  6. Cohen, S.; Frank, E.; Doyle, W. J.; Skoner, D. P.; Rabin, B. S.; Gwaltney, J. M. (May 1998). "Types of stressors that increase susceptibility to the common cold in healthy adults". Health Psychology: Official Journal of the Division of Health Psychology, American Psychological Association. 17 (3): 214–223. doi:10.1037//0278-6133.17.3.214. ISSN 0278-6133. PMID 9619470. 

ME/CFS - An acronym that combines myalgic encephalomyelitis with chronic fatigue syndrome. Sometimes they are combined because people have trouble distinguishing one from the other. Sometimes they are combined because people see them as synonyms of each other.

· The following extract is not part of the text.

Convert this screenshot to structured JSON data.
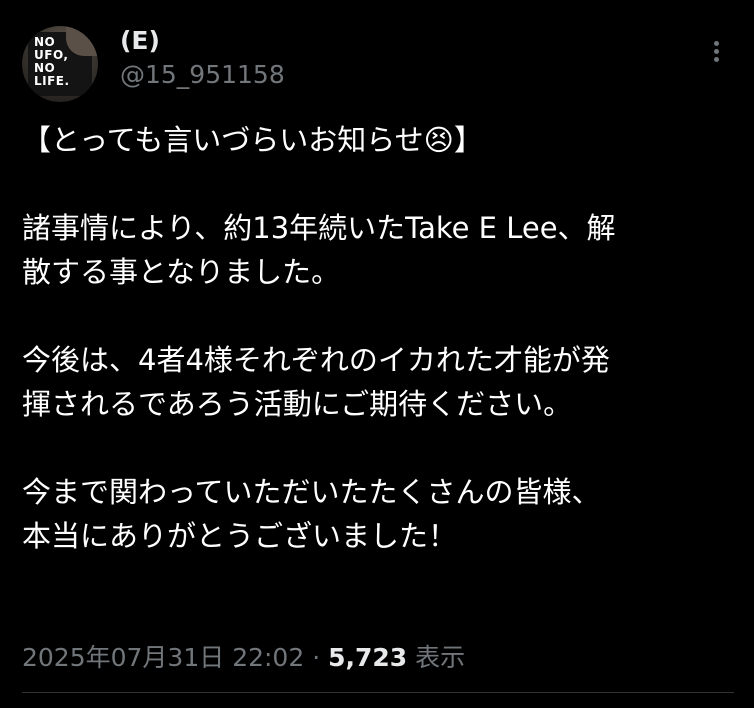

Myalgic encephalomyelitis (ME) - A disease often marked by neurological symptoms, but fatigue is sometimes a symptom as well. Some diagnostic criteria distinguish it from chronic fatigue syndrome, while other diagnostic criteria consider it to be a synonym for chronic fatigue syndrome. A defining characteristic of ME is post-exertional malaise (PEM), or post-exertional neuroimmune exhaustion (PENE), which is a notable exacerbation of symptoms brought on by small exertions. PEM can last for days or weeks. Symptoms can include cognitive impairments, muscle pain (myalgia), trouble remaining upright (orthostatic intolerance), sleep abnormalities, and gastro-intestinal impairments, among others. An estimated 25% of those suffering from ME are housebound or bedbound. The World Health Organization (WHO) classifies ME as a neurological disease.

The information provided at this site is not intended to diagnose or treat any illness.
From MEpedia, a crowd-sourced encyclopedia of ME and CFS science and history.